*** SOURCE MATERIAL ***

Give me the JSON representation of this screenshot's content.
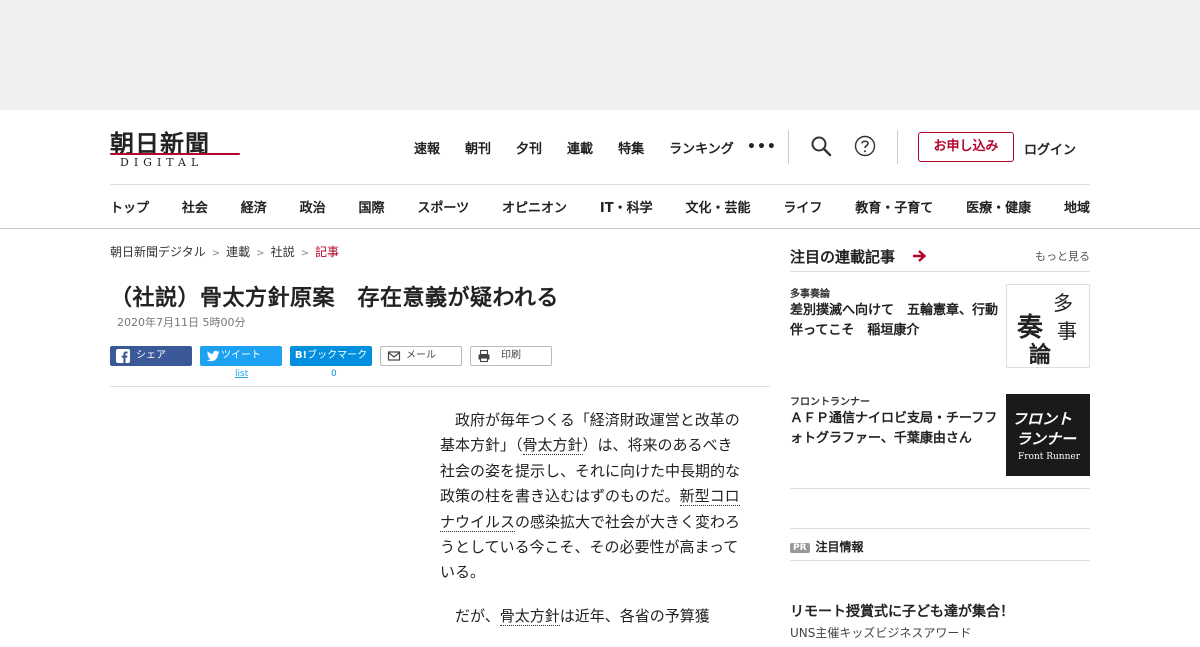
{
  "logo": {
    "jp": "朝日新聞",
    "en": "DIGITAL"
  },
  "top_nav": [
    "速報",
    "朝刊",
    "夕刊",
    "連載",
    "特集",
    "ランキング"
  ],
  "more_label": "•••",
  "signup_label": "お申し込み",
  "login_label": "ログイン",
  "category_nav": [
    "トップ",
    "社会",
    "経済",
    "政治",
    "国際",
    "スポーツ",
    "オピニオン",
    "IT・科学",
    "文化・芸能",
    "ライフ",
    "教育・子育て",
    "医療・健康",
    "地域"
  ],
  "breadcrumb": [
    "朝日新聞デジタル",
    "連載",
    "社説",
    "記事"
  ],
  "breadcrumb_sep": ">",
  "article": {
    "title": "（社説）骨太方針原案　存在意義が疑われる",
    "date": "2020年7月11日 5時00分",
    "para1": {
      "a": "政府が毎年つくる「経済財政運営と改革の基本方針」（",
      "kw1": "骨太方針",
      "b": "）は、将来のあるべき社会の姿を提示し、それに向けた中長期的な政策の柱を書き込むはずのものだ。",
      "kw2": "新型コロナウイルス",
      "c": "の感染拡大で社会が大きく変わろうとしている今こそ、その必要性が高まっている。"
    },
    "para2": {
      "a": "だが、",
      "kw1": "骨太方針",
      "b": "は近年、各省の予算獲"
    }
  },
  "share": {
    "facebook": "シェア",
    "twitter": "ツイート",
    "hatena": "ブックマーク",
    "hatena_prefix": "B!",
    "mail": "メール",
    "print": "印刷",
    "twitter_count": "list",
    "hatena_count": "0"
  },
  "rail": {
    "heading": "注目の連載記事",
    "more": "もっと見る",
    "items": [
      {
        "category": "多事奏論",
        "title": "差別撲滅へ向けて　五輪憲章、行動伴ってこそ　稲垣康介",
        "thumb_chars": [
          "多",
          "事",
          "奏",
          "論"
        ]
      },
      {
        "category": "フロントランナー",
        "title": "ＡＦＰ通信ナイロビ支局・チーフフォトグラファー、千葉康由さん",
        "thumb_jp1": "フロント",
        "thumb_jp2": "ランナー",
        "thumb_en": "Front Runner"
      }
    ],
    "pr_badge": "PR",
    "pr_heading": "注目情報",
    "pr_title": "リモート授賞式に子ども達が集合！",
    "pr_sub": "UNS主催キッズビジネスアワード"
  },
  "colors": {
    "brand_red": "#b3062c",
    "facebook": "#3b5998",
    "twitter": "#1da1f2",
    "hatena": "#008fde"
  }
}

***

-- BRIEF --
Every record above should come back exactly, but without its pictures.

-- RESPONSE TO THIS TASK --
Give me the JSON representation of this screenshot's content.
{
  "logo": {
    "jp": "朝日新聞",
    "en": "DIGITAL"
  },
  "top_nav": [
    "速報",
    "朝刊",
    "夕刊",
    "連載",
    "特集",
    "ランキング"
  ],
  "more_label": "•••",
  "signup_label": "お申し込み",
  "login_label": "ログイン",
  "category_nav": [
    "トップ",
    "社会",
    "経済",
    "政治",
    "国際",
    "スポーツ",
    "オピニオン",
    "IT・科学",
    "文化・芸能",
    "ライフ",
    "教育・子育て",
    "医療・健康",
    "地域"
  ],
  "breadcrumb": [
    "朝日新聞デジタル",
    "連載",
    "社説",
    "記事"
  ],
  "breadcrumb_sep": ">",
  "article": {
    "title": "（社説）骨太方針原案　存在意義が疑われる",
    "date": "2020年7月11日 5時00分",
    "para1": {
      "a": "政府が毎年つくる「経済財政運営と改革の基本方針」（",
      "kw1": "骨太方針",
      "b": "）は、将来のあるべき社会の姿を提示し、それに向けた中長期的な政策の柱を書き込むはずのものだ。",
      "kw2": "新型コロナウイルス",
      "c": "の感染拡大で社会が大きく変わろうとしている今こそ、その必要性が高まっている。"
    },
    "para2": {
      "a": "だが、",
      "kw1": "骨太方針",
      "b": "は近年、各省の予算獲"
    }
  },
  "share": {
    "facebook": "シェア",
    "twitter": "ツイート",
    "hatena": "ブックマーク",
    "hatena_prefix": "B!",
    "mail": "メール",
    "print": "印刷",
    "twitter_count": "list",
    "hatena_count": "0"
  },
  "rail": {
    "heading": "注目の連載記事",
    "more": "もっと見る",
    "items": [
      {
        "category": "多事奏論",
        "title": "差別撲滅へ向けて　五輪憲章、行動伴ってこそ　稲垣康介",
        "thumb_chars": [
          "多",
          "事",
          "奏",
          "論"
        ]
      },
      {
        "category": "フロントランナー",
        "title": "ＡＦＰ通信ナイロビ支局・チーフフォトグラファー、千葉康由さん",
        "thumb_jp1": "フロント",
        "thumb_jp2": "ランナー",
        "thumb_en": "Front Runner"
      }
    ],
    "pr_badge": "PR",
    "pr_heading": "注目情報",
    "pr_title": "リモート授賞式に子ども達が集合！",
    "pr_sub": "UNS主催キッズビジネスアワード"
  },
  "colors": {
    "brand_red": "#b3062c",
    "facebook": "#3b5998",
    "twitter": "#1da1f2",
    "hatena": "#008fde"
  }
}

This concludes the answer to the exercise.